None of the loans are currently underwritten, and thus loan providers will not need to see whether borrowers can repay the mortgage principal when coming up with the loans. Indeed the industry business structure seems made to make major loans that customers cannot repay, to ensure that loan providers can continue steadily to draw out profitable rollover charges. In the paper, Loan Sharks, Interest-Rate Caps, and Deregulation , therapy teacher Robert Mayer, attracts some apparent parallels between high-cost loan providers and loan that is traditional:
“The genuine goal of loan sharks,” explained Avon Books’ How and where you should borrow funds, “is to help keep their clients eternally in financial obligation to ensure that interest (when it comes to sharks) becomes nearly an annuity.” a scholarly research on The Small-Loan Industry in Texas, posted in 1960, noted that, although the loan shark always charges a higher go to my blog interest rate, “he does significantly more than this. He loans for… too short a time period of time…making re payments too much, and… encouraging renewals or refinancing.”
The CFPB’s creation and objective
The CFPB is made underneath the Dodd–Frank Wall Street Reform and customer Protection Act this season, in response to the financial meltdown of 2007-08 additionally the subsequent great recession. After creation, the agency’s objective declaration read:
The customer Financial Protection Bureau is a twenty-first century agency that assists customer finance areas work by simply making guidelines far better, by regularly and fairly enforcing those guidelines, and also by empowering customers to simply take more control of their economic everyday lives.
The mission that is new Trump appointee Mick Mulvaney along with his predecessor, Kathy Kraninger , checks out like this:

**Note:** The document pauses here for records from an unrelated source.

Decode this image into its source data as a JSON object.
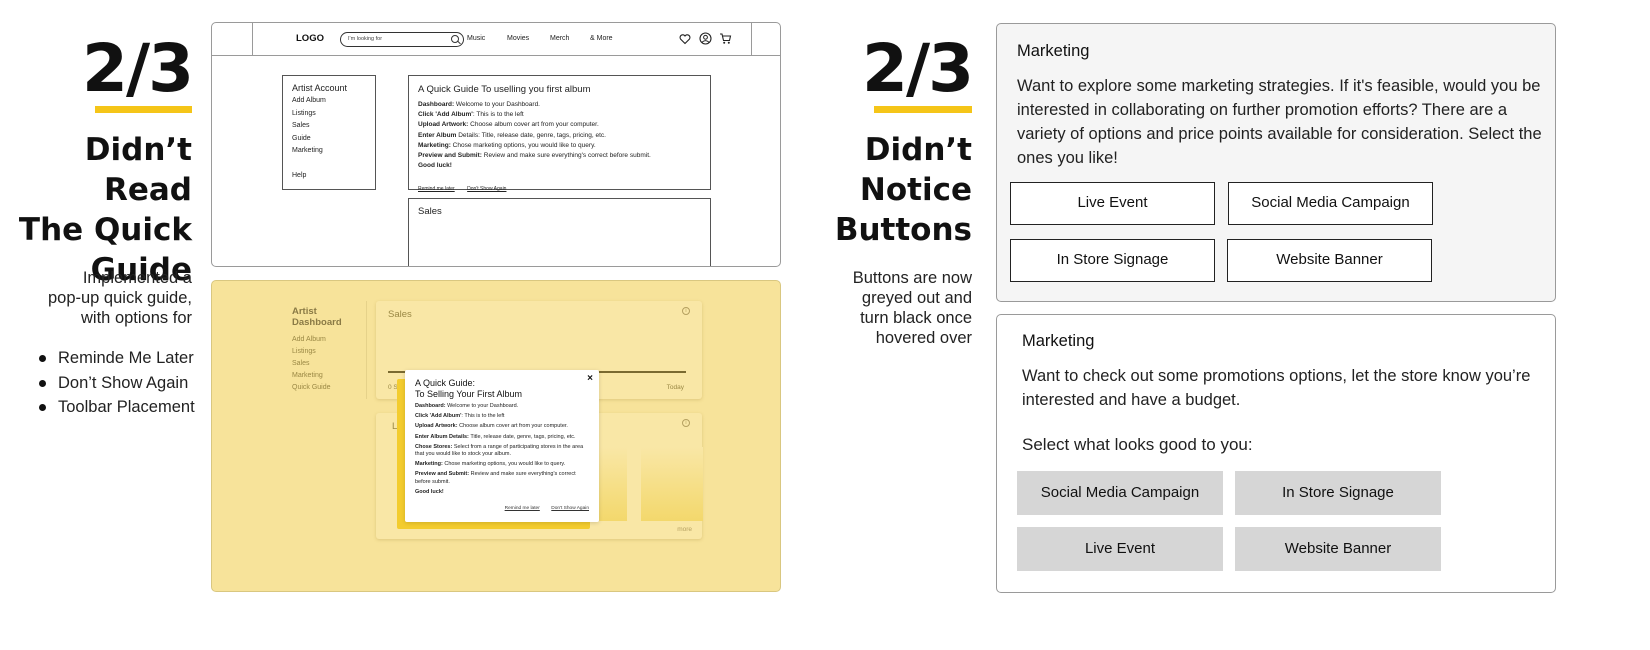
{
  "left_panel": {
    "count": "2/3",
    "headline": [
      "Didn’t Read",
      "The Quick",
      "Guide"
    ],
    "description": [
      "Implemented a",
      "pop-up quick guide,",
      "with options for"
    ],
    "bullets": [
      "Reminde Me Later",
      "Don’t Show Again",
      "Toolbar Placement"
    ]
  },
  "wireframe": {
    "logo": "LOGO",
    "search_placeholder": "I'm looking for",
    "nav": [
      "Music",
      "Movies",
      "Merch",
      "& More"
    ],
    "icons": [
      "heart-icon",
      "user-icon",
      "cart-icon"
    ],
    "menu": {
      "title": "Artist Account",
      "items": [
        "Add Album",
        "Listings",
        "Sales",
        "Guide",
        "Marketing"
      ],
      "help": "Help"
    },
    "guide": {
      "title": "A Quick Guide To uselling you first album",
      "lines": [
        {
          "bold": "Dashboard:",
          "text": " Welcome to your Dashboard."
        },
        {
          "bold": "Click 'Add Album'",
          "text": ": This is to the left"
        },
        {
          "bold": "Upload Artwork:",
          "text": " Choose album cover art from your computer."
        },
        {
          "bold": "Enter Album",
          "text": " Details: Title, release date, genre, tags, pricing, etc."
        },
        {
          "bold": "Marketing:",
          "text": " Chose marketing options, you would like to query."
        },
        {
          "bold": "Preview and Submit:",
          "text": " Review and make sure everything's correct before submit."
        },
        {
          "bold": "Good luck!",
          "text": ""
        }
      ],
      "remind": "Remind me later",
      "dont_show": "Don't Show Again"
    },
    "sales_title": "Sales"
  },
  "yellow_mockup": {
    "dashboard_title": [
      "Artist",
      "Dashboard"
    ],
    "menu": [
      "Add Album",
      "Listings",
      "Sales",
      "Marketing",
      "Quick Guide"
    ],
    "sales_title": "Sales",
    "axis_left": "0 S",
    "axis_right": "Today",
    "second_card_letter": "L",
    "more": "more",
    "modal": {
      "close": "×",
      "title": [
        "A Quick Guide:",
        "To Selling Your First Album"
      ],
      "lines": [
        {
          "bold": "Dashboard:",
          "text": " Welcome to your Dashboard."
        },
        {
          "bold": "Click 'Add Album'",
          "text": ": This is to the left"
        },
        {
          "bold": "Upload Artwork:",
          "text": " Choose album cover art from your computer."
        },
        {
          "bold": "Enter Album Details:",
          "text": " Title, release date, genre, tags, pricing, etc."
        },
        {
          "bold": "Chose Stores:",
          "text": " Select from a range of participating stores in the area that you would like to stock your album."
        },
        {
          "bold": "Marketing:",
          "text": " Chose marketing options, you would like to query."
        },
        {
          "bold": "Preview and Submit:",
          "text": " Review and make sure everything's correct before submit."
        },
        {
          "bold": "Good luck!",
          "text": ""
        }
      ],
      "remind": "Remind me later",
      "dont_show": "Don't Show Again"
    },
    "colors": {
      "panel": "#f7e39a",
      "modal_back": "#f3cc2e",
      "accent_text": "#9a8844"
    }
  },
  "right_panel": {
    "count": "2/3",
    "headline": [
      "Didn’t",
      "Notice",
      "Buttons"
    ],
    "description": [
      "Buttons are now",
      "greyed out and",
      "turn black once",
      "hovered over"
    ]
  },
  "marketing_old": {
    "title": "Marketing",
    "text": "Want to explore some marketing strategies. If it's feasible, would you be interested in collaborating on further promotion efforts? There are a variety of options and price points available for consideration. Select the ones you like!",
    "buttons": [
      "Live Event",
      "Social Media Campaign",
      "In Store Signage",
      "Website Banner"
    ]
  },
  "marketing_new": {
    "title": "Marketing",
    "text": "Want to check out some promotions options, let the store know you’re interested and have a budget.",
    "prompt": "Select what looks good to you:",
    "buttons": [
      "Social Media Campaign",
      "In Store Signage",
      "Live Event",
      "Website Banner"
    ]
  },
  "colors": {
    "accent_yellow": "#f5c518",
    "button_grey": "#d6d6d6"
  }
}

The buyer Financial Protection Bureau is really a twenty-first century agency that assists customer finance markets work by frequently pinpointing and handling outdated, unneeded, or unduly burdensome laws, by simply making guidelines far better, by regularly enforcing federal customer economic legislation, and also by empowering customers to simply simply take more control of their financial everyday lives.
The CFPB has regulated many financial products, including high-cost loans since its inception. Issue now could be perhaps the CFPB continues to achieve this.
just just What did the guideline now being rescinded do?
On November 17, 2017, the CFPB issued a last guideline regulating payday and title loans with quick term or balloon-payment structures. The guideline it self is very complex but at its essence it really is an underwriting guideline that- if enforced as planned- might have needed loan providers to find out in case a debtor could repay the key of that loan without getting into a debt trap that is long-term.
Underwriting is definitely considered the only method to provide responsibly also to avoid a debt-trap, which is the reason why the brand new pay day loan rule is targeted on underwriting. There are specific guidelines regarding what sort of loan provider determines capability to repay, along with other rules also, but at its essence the guideline requires loan providers to ascertain in the event that debtor can repay the key of this loan. Or even, the mortgage is an unjust and abusive practice and it is unlawful.